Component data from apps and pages
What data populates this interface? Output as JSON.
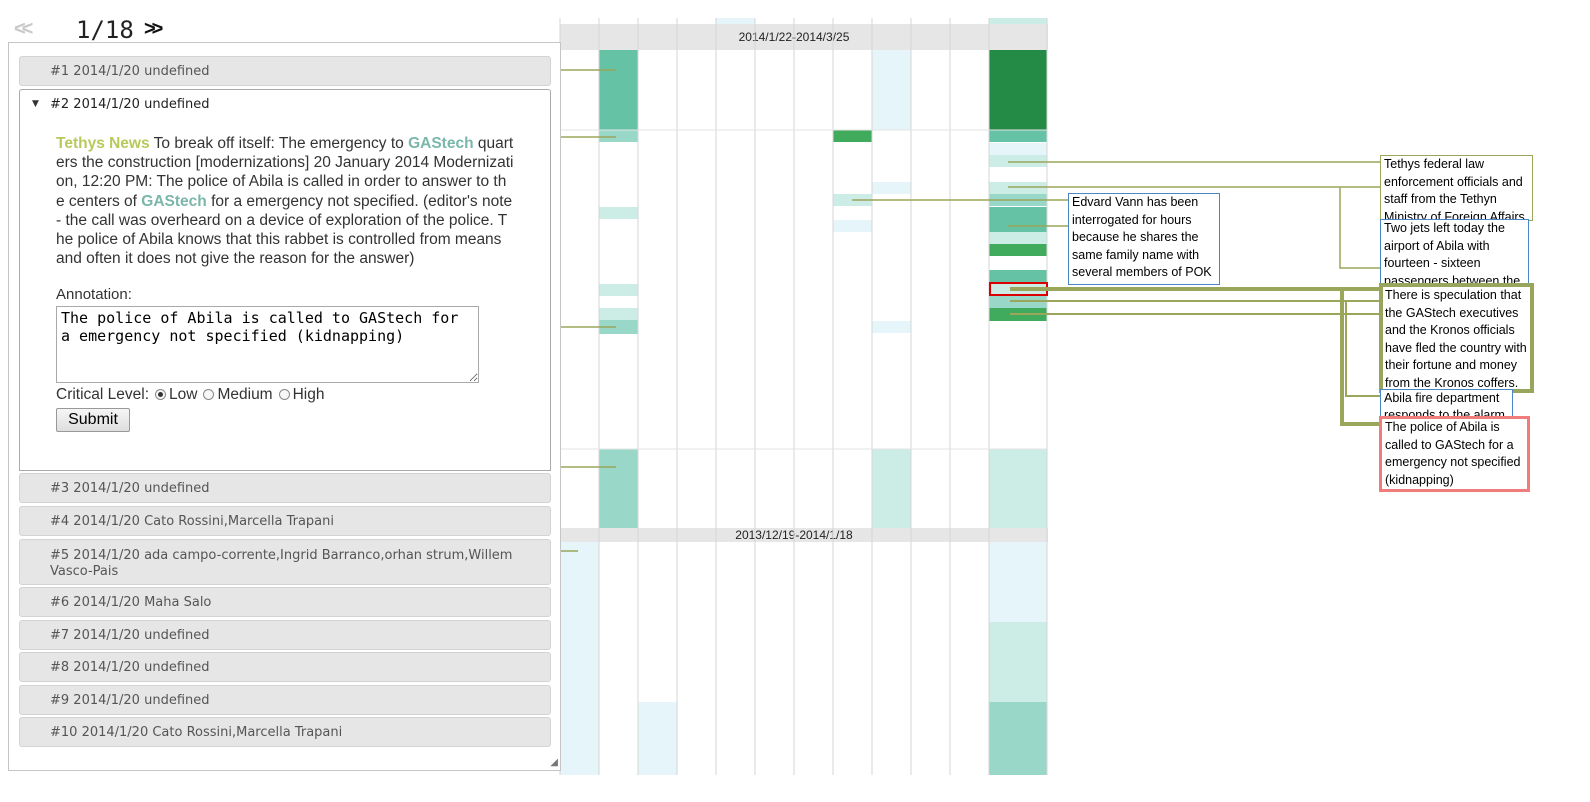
{
  "pager": {
    "prev_label": "<<",
    "page": "1/18",
    "next_label": ">>"
  },
  "accordion": {
    "items": [
      {
        "label": "#1 2014/1/20 undefined"
      },
      {
        "label": "#2 2014/1/20 undefined"
      },
      {
        "label": "#3 2014/1/20 undefined"
      },
      {
        "label": "#4 2014/1/20 Cato Rossini,Marcella Trapani"
      },
      {
        "label": "#5 2014/1/20 ada campo-corrente,Ingrid Barranco,orhan strum,Willem Vasco-Pais"
      },
      {
        "label": "#6 2014/1/20 Maha Salo"
      },
      {
        "label": "#7 2014/1/20 undefined"
      },
      {
        "label": "#8 2014/1/20 undefined"
      },
      {
        "label": "#9 2014/1/20 undefined"
      },
      {
        "label": "#10 2014/1/20 Cato Rossini,Marcella Trapani"
      }
    ],
    "expanded": {
      "source": "Tethys News",
      "parts": [
        " To break off itself: The emergency to ",
        "GAStech",
        " quarters the construction [modernizations] 20 January 2014 Modernization, 12:20 PM: The police of Abila is called in order to answer to the centers of ",
        "GAStech",
        " for a emergency not specified. (editor's note - the call was overheard on a device of exploration of the police. The police of Abila knows that this rabbet is controlled from means and often it does not give the reason for the answer)"
      ],
      "annotation_label": "Annotation:",
      "annotation_value": "The police of Abila is called to GAStech for a emergency not specified (kidnapping)",
      "critical_label": "Critical Level:",
      "critical_options": [
        "Low",
        "Medium",
        "High"
      ],
      "critical_selected": "Low",
      "submit_label": "Submit"
    }
  },
  "heatmap": {
    "range_top": "2014/1/22-2014/3/25",
    "range_bottom": "2013/12/19-2014/1/18",
    "colors": {
      "dark": "#238b45",
      "mid": "#41ab5d",
      "teal": "#66c2a4",
      "light": "#99d8c9",
      "pale": "#ccece6",
      "ice": "#e5f5f9"
    }
  },
  "notes": [
    {
      "text": "Edvard Vann has been interrogated for hours because he shares the same family name with several members of POK"
    },
    {
      "text": "Tethys federal law enforcement officials and staff from the Tethyn Ministry of Foreign Affairs"
    },
    {
      "text": "Two jets left today the airport of Abila with fourteen - sixteen passengers between the"
    },
    {
      "text": "There is speculation that the GAStech executives and the Kronos officials have fled the country with their fortune and money from the Kronos coffers."
    },
    {
      "text": "Abila fire department responds to the alarm"
    },
    {
      "text": "The police of Abila is called to GAStech for a emergency not specified (kidnapping)"
    }
  ]
}
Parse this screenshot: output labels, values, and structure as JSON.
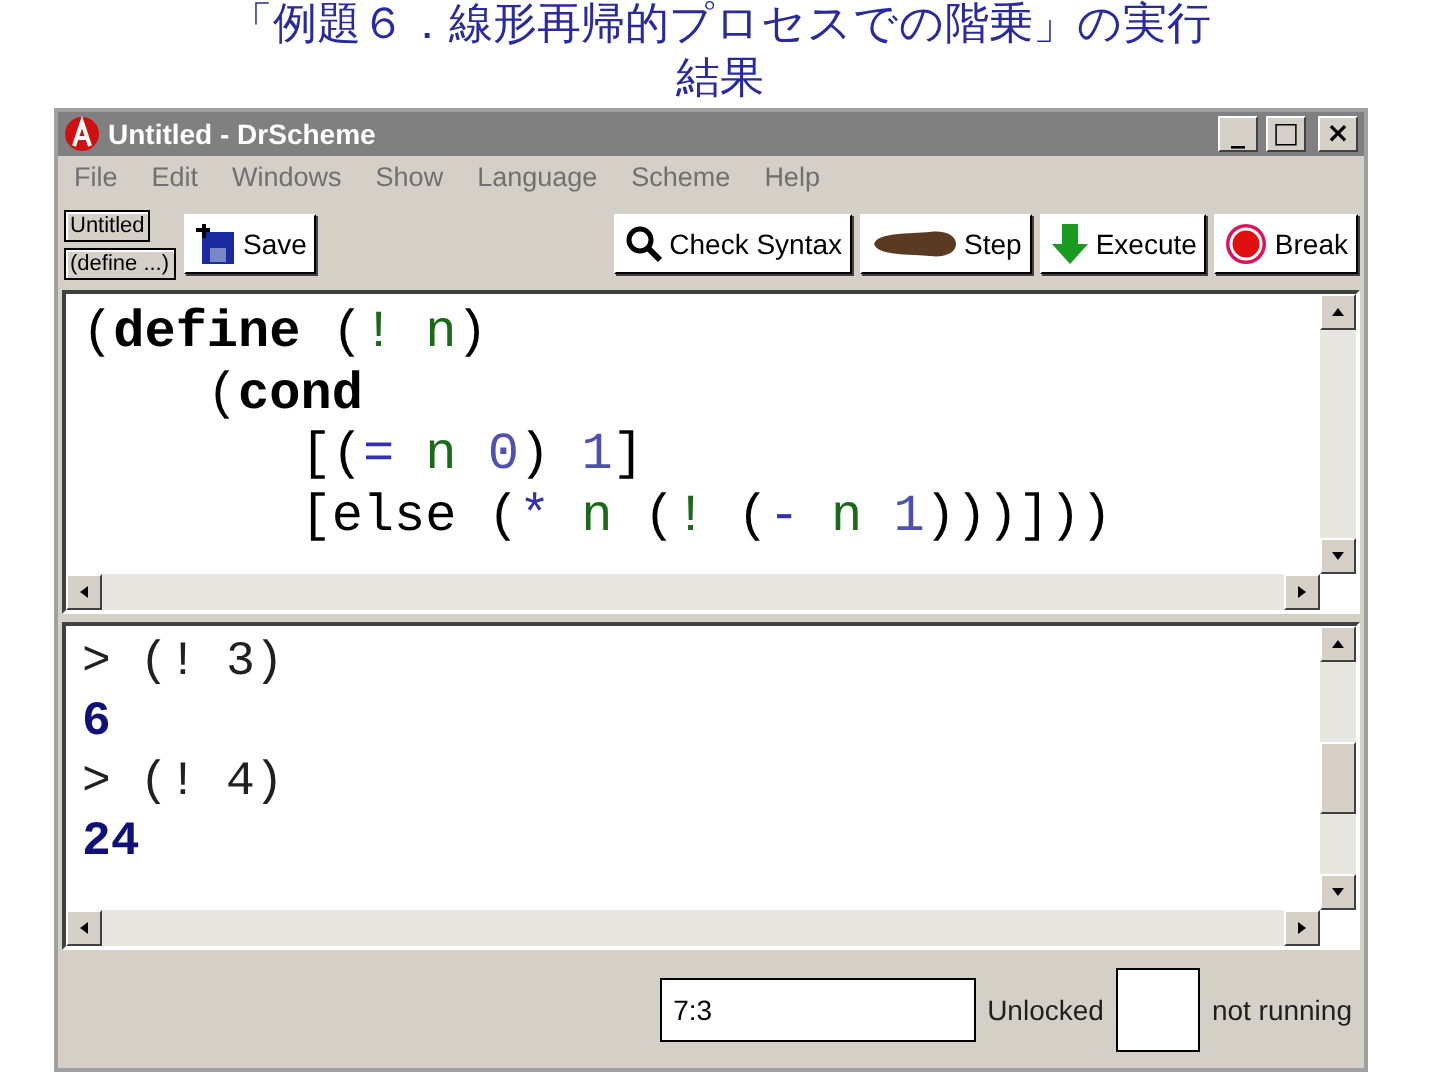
{
  "slide_title": [
    "「例題６．線形再帰的プロセスでの階乗」の実行",
    "結果"
  ],
  "window": {
    "title": "Untitled - DrScheme",
    "controls": [
      {
        "kind": "minimize",
        "label": "_"
      },
      {
        "kind": "maximize",
        "label": "□"
      },
      {
        "kind": "close",
        "label": "×"
      }
    ]
  },
  "menu": [
    {
      "label": "File"
    },
    {
      "label": "Edit"
    },
    {
      "label": "Windows"
    },
    {
      "label": "Show"
    },
    {
      "label": "Language"
    },
    {
      "label": "Scheme"
    },
    {
      "label": "Help"
    }
  ],
  "toolbar": {
    "name_button": "Untitled",
    "define_button": "(define ...)",
    "buttons": [
      {
        "kind": "save",
        "label": "Save"
      },
      {
        "kind": "check",
        "label": "Check Syntax"
      },
      {
        "kind": "step",
        "label": "Step"
      },
      {
        "kind": "execute",
        "label": "Execute"
      },
      {
        "kind": "break",
        "label": "Break"
      }
    ]
  },
  "editor": {
    "lines": [
      [
        {
          "text": "(",
          "kind": "paren"
        },
        {
          "text": "define",
          "kind": "keyword"
        },
        {
          "text": " (",
          "kind": "paren"
        },
        {
          "text": "! n",
          "kind": "variable"
        },
        {
          "text": ")",
          "kind": "paren"
        }
      ],
      [
        {
          "text": "    (",
          "kind": "paren"
        },
        {
          "text": "cond",
          "kind": "keyword"
        }
      ],
      [
        {
          "text": "       [(",
          "kind": "paren"
        },
        {
          "text": "=",
          "kind": "primitive"
        },
        {
          "text": " n ",
          "kind": "variable"
        },
        {
          "text": "0",
          "kind": "constant"
        },
        {
          "text": ") ",
          "kind": "paren"
        },
        {
          "text": "1",
          "kind": "constant"
        },
        {
          "text": "]",
          "kind": "paren"
        }
      ],
      [
        {
          "text": "       [else (",
          "kind": "paren"
        },
        {
          "text": "*",
          "kind": "primitive"
        },
        {
          "text": " n ",
          "kind": "variable"
        },
        {
          "text": "(",
          "kind": "paren"
        },
        {
          "text": "!",
          "kind": "variable"
        },
        {
          "text": " (",
          "kind": "paren"
        },
        {
          "text": "-",
          "kind": "primitive"
        },
        {
          "text": " n ",
          "kind": "variable"
        },
        {
          "text": "1",
          "kind": "constant"
        },
        {
          "text": ")))]))",
          "kind": "paren"
        }
      ]
    ]
  },
  "interactions": [
    {
      "kind": "input",
      "text": "> (! 3)"
    },
    {
      "kind": "output",
      "text": "6"
    },
    {
      "kind": "input",
      "text": "> (! 4)"
    },
    {
      "kind": "output",
      "text": "24"
    }
  ],
  "status_bar": {
    "position": "7:3",
    "lock": "Unlocked",
    "state": "not running"
  }
}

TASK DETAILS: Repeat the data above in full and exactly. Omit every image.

PROBLEM SOLUTION:
What data populates this interface? Output as JSON.
{
  "pager": {
    "prev_label": "<<",
    "page": "1/18",
    "next_label": ">>"
  },
  "accordion": {
    "items": [
      {
        "label": "#1 2014/1/20 undefined"
      },
      {
        "label": "#2 2014/1/20 undefined"
      },
      {
        "label": "#3 2014/1/20 undefined"
      },
      {
        "label": "#4 2014/1/20 Cato Rossini,Marcella Trapani"
      },
      {
        "label": "#5 2014/1/20 ada campo-corrente,Ingrid Barranco,orhan strum,Willem Vasco-Pais"
      },
      {
        "label": "#6 2014/1/20 Maha Salo"
      },
      {
        "label": "#7 2014/1/20 undefined"
      },
      {
        "label": "#8 2014/1/20 undefined"
      },
      {
        "label": "#9 2014/1/20 undefined"
      },
      {
        "label": "#10 2014/1/20 Cato Rossini,Marcella Trapani"
      }
    ],
    "expanded": {
      "source": "Tethys News",
      "parts": [
        " To break off itself: The emergency to ",
        "GAStech",
        " quarters the construction [modernizations] 20 January 2014 Modernization, 12:20 PM: The police of Abila is called in order to answer to the centers of ",
        "GAStech",
        " for a emergency not specified. (editor's note - the call was overheard on a device of exploration of the police. The police of Abila knows that this rabbet is controlled from means and often it does not give the reason for the answer)"
      ],
      "annotation_label": "Annotation:",
      "annotation_value": "The police of Abila is called to GAStech for a emergency not specified (kidnapping)",
      "critical_label": "Critical Level:",
      "critical_options": [
        "Low",
        "Medium",
        "High"
      ],
      "critical_selected": "Low",
      "submit_label": "Submit"
    }
  },
  "heatmap": {
    "range_top": "2014/1/22-2014/3/25",
    "range_bottom": "2013/12/19-2014/1/18",
    "colors": {
      "dark": "#238b45",
      "mid": "#41ab5d",
      "teal": "#66c2a4",
      "light": "#99d8c9",
      "pale": "#ccece6",
      "ice": "#e5f5f9"
    }
  },
  "notes": [
    {
      "text": "Edvard Vann has been interrogated for hours because he shares the same family name with several members of POK"
    },
    {
      "text": "Tethys federal law enforcement officials and staff from the Tethyn Ministry of Foreign Affairs"
    },
    {
      "text": "Two jets left today the airport of Abila with fourteen - sixteen passengers between the"
    },
    {
      "text": "There is speculation that the GAStech executives and the Kronos officials have fled the country with their fortune and money from the Kronos coffers."
    },
    {
      "text": "Abila fire department responds to the alarm"
    },
    {
      "text": "The police of Abila is called to GAStech for a emergency not specified (kidnapping)"
    }
  ]
}
Parse this screenshot: output labels, values, and structure as JSON.
{
  "slide_title": [
    "「例題６．線形再帰的プロセスでの階乗」の実行",
    "結果"
  ],
  "window": {
    "title": "Untitled - DrScheme",
    "controls": [
      {
        "kind": "minimize",
        "label": "_"
      },
      {
        "kind": "maximize",
        "label": "□"
      },
      {
        "kind": "close",
        "label": "×"
      }
    ]
  },
  "menu": [
    {
      "label": "File"
    },
    {
      "label": "Edit"
    },
    {
      "label": "Windows"
    },
    {
      "label": "Show"
    },
    {
      "label": "Language"
    },
    {
      "label": "Scheme"
    },
    {
      "label": "Help"
    }
  ],
  "toolbar": {
    "name_button": "Untitled",
    "define_button": "(define ...)",
    "buttons": [
      {
        "kind": "save",
        "label": "Save"
      },
      {
        "kind": "check",
        "label": "Check Syntax"
      },
      {
        "kind": "step",
        "label": "Step"
      },
      {
        "kind": "execute",
        "label": "Execute"
      },
      {
        "kind": "break",
        "label": "Break"
      }
    ]
  },
  "editor": {
    "lines": [
      [
        {
          "text": "(",
          "kind": "paren"
        },
        {
          "text": "define",
          "kind": "keyword"
        },
        {
          "text": " (",
          "kind": "paren"
        },
        {
          "text": "! n",
          "kind": "variable"
        },
        {
          "text": ")",
          "kind": "paren"
        }
      ],
      [
        {
          "text": "    (",
          "kind": "paren"
        },
        {
          "text": "cond",
          "kind": "keyword"
        }
      ],
      [
        {
          "text": "       [(",
          "kind": "paren"
        },
        {
          "text": "=",
          "kind": "primitive"
        },
        {
          "text": " n ",
          "kind": "variable"
        },
        {
          "text": "0",
          "kind": "constant"
        },
        {
          "text": ") ",
          "kind": "paren"
        },
        {
          "text": "1",
          "kind": "constant"
        },
        {
          "text": "]",
          "kind": "paren"
        }
      ],
      [
        {
          "text": "       [else (",
          "kind": "paren"
        },
        {
          "text": "*",
          "kind": "primitive"
        },
        {
          "text": " n ",
          "kind": "variable"
        },
        {
          "text": "(",
          "kind": "paren"
        },
        {
          "text": "!",
          "kind": "variable"
        },
        {
          "text": " (",
          "kind": "paren"
        },
        {
          "text": "-",
          "kind": "primitive"
        },
        {
          "text": " n ",
          "kind": "variable"
        },
        {
          "text": "1",
          "kind": "constant"
        },
        {
          "text": ")))]))",
          "kind": "paren"
        }
      ]
    ]
  },
  "interactions": [
    {
      "kind": "input",
      "text": "> (! 3)"
    },
    {
      "kind": "output",
      "text": "6"
    },
    {
      "kind": "input",
      "text": "> (! 4)"
    },
    {
      "kind": "output",
      "text": "24"
    }
  ],
  "status_bar": {
    "position": "7:3",
    "lock": "Unlocked",
    "state": "not running"
  }
}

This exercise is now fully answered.